Problem details: Here the job is to retype the data word for word while leaving the pictures aside.

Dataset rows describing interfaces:
- Opening Delimiter -

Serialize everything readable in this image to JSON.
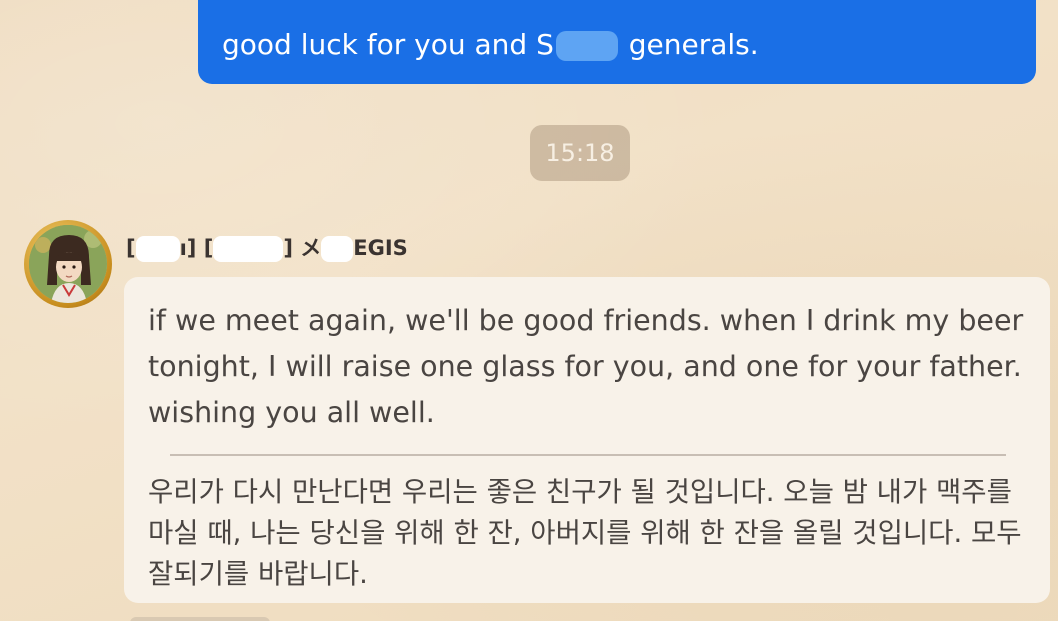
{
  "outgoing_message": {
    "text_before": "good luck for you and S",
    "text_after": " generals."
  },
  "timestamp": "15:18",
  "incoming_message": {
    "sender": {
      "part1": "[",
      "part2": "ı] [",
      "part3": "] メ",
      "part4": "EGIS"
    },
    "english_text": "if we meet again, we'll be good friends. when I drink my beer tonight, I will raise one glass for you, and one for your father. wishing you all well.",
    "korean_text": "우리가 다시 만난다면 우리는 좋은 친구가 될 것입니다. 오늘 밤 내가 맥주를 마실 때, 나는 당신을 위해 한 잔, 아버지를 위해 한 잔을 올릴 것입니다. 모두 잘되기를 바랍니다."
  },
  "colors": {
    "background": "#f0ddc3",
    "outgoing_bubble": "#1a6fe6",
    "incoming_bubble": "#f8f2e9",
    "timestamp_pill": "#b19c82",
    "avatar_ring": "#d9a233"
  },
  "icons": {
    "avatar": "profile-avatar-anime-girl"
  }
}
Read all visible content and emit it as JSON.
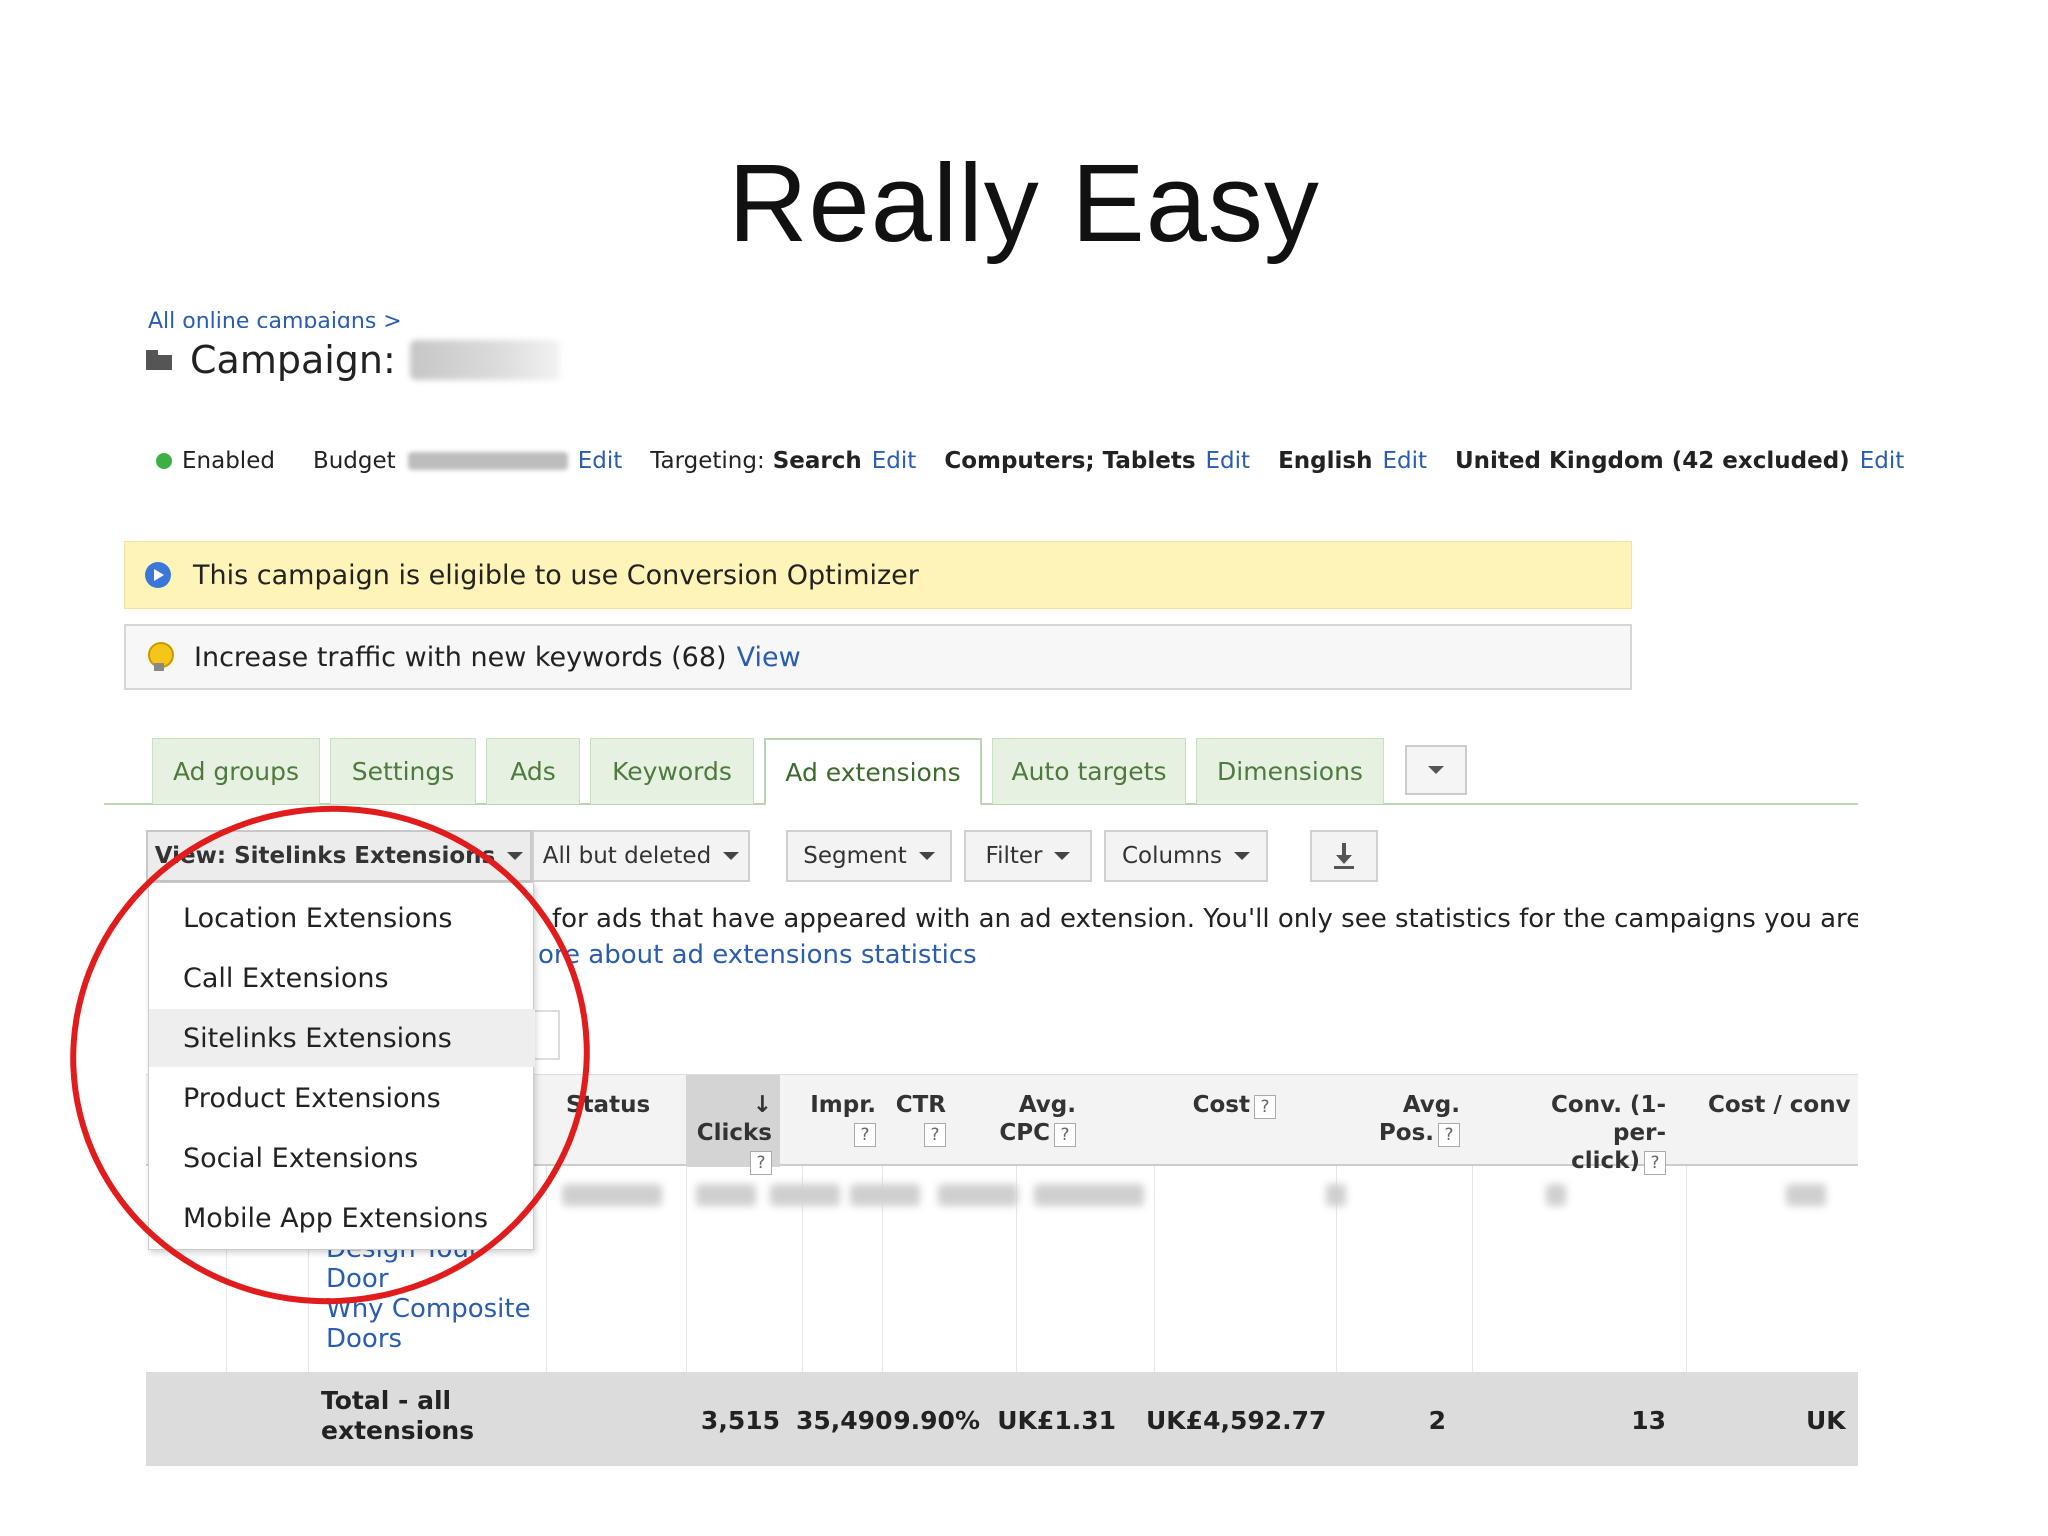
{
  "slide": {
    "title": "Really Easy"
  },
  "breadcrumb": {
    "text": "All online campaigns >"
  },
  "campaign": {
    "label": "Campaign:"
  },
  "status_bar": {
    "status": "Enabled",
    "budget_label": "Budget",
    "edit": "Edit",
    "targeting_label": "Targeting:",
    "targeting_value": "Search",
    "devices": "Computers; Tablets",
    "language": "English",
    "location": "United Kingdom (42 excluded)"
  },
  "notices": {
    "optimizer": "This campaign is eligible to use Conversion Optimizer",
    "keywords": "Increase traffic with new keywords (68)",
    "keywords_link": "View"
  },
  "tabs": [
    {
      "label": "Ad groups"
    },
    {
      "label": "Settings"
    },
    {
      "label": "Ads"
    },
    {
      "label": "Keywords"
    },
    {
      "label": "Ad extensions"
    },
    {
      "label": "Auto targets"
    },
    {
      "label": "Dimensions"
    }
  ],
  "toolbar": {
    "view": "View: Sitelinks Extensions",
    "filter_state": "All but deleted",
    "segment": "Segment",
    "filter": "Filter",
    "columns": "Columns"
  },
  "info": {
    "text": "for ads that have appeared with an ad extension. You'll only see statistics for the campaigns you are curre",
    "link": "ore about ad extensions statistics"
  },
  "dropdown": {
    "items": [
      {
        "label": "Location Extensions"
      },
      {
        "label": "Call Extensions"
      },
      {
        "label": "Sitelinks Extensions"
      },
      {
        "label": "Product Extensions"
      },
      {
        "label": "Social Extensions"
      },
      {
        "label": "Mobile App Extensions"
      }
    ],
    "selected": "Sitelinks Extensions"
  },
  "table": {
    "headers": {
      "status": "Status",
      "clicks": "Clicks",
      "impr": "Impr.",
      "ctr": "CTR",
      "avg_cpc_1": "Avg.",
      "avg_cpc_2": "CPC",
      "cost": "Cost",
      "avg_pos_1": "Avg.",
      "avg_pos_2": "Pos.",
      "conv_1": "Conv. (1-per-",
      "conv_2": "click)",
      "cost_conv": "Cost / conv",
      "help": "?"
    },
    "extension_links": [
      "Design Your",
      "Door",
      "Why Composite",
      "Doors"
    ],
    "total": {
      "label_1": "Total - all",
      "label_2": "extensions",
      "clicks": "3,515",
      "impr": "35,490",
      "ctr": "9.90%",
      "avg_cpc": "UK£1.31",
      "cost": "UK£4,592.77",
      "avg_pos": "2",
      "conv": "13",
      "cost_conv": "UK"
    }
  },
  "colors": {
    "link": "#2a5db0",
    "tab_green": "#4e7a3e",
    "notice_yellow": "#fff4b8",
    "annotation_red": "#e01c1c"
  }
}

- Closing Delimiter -

Solved problem:
Serialize everything readable in this image to JSON.
{
  "outgoing_message": {
    "text_before": "good luck for you and S",
    "text_after": " generals."
  },
  "timestamp": "15:18",
  "incoming_message": {
    "sender": {
      "part1": "[",
      "part2": "ı] [",
      "part3": "] メ",
      "part4": "EGIS"
    },
    "english_text": "if we meet again, we'll be good friends. when I drink my beer tonight, I will raise one glass for you, and one for your father. wishing you all well.",
    "korean_text": "우리가 다시 만난다면 우리는 좋은 친구가 될 것입니다. 오늘 밤 내가 맥주를 마실 때, 나는 당신을 위해 한 잔, 아버지를 위해 한 잔을 올릴 것입니다. 모두 잘되기를 바랍니다."
  },
  "colors": {
    "background": "#f0ddc3",
    "outgoing_bubble": "#1a6fe6",
    "incoming_bubble": "#f8f2e9",
    "timestamp_pill": "#b19c82",
    "avatar_ring": "#d9a233"
  },
  "icons": {
    "avatar": "profile-avatar-anime-girl"
  }
}
Read all visible content and emit it as JSON.
{
  "slide": {
    "title": "Really Easy"
  },
  "breadcrumb": {
    "text": "All online campaigns >"
  },
  "campaign": {
    "label": "Campaign:"
  },
  "status_bar": {
    "status": "Enabled",
    "budget_label": "Budget",
    "edit": "Edit",
    "targeting_label": "Targeting:",
    "targeting_value": "Search",
    "devices": "Computers; Tablets",
    "language": "English",
    "location": "United Kingdom (42 excluded)"
  },
  "notices": {
    "optimizer": "This campaign is eligible to use Conversion Optimizer",
    "keywords": "Increase traffic with new keywords (68)",
    "keywords_link": "View"
  },
  "tabs": [
    {
      "label": "Ad groups"
    },
    {
      "label": "Settings"
    },
    {
      "label": "Ads"
    },
    {
      "label": "Keywords"
    },
    {
      "label": "Ad extensions"
    },
    {
      "label": "Auto targets"
    },
    {
      "label": "Dimensions"
    }
  ],
  "toolbar": {
    "view": "View: Sitelinks Extensions",
    "filter_state": "All but deleted",
    "segment": "Segment",
    "filter": "Filter",
    "columns": "Columns"
  },
  "info": {
    "text": "for ads that have appeared with an ad extension. You'll only see statistics for the campaigns you are curre",
    "link": "ore about ad extensions statistics"
  },
  "dropdown": {
    "items": [
      {
        "label": "Location Extensions"
      },
      {
        "label": "Call Extensions"
      },
      {
        "label": "Sitelinks Extensions"
      },
      {
        "label": "Product Extensions"
      },
      {
        "label": "Social Extensions"
      },
      {
        "label": "Mobile App Extensions"
      }
    ],
    "selected": "Sitelinks Extensions"
  },
  "table": {
    "headers": {
      "status": "Status",
      "clicks": "Clicks",
      "impr": "Impr.",
      "ctr": "CTR",
      "avg_cpc_1": "Avg.",
      "avg_cpc_2": "CPC",
      "cost": "Cost",
      "avg_pos_1": "Avg.",
      "avg_pos_2": "Pos.",
      "conv_1": "Conv. (1-per-",
      "conv_2": "click)",
      "cost_conv": "Cost / conv",
      "help": "?"
    },
    "extension_links": [
      "Design Your",
      "Door",
      "Why Composite",
      "Doors"
    ],
    "total": {
      "label_1": "Total - all",
      "label_2": "extensions",
      "clicks": "3,515",
      "impr": "35,490",
      "ctr": "9.90%",
      "avg_cpc": "UK£1.31",
      "cost": "UK£4,592.77",
      "avg_pos": "2",
      "conv": "13",
      "cost_conv": "UK"
    }
  },
  "colors": {
    "link": "#2a5db0",
    "tab_green": "#4e7a3e",
    "notice_yellow": "#fff4b8",
    "annotation_red": "#e01c1c"
  }
}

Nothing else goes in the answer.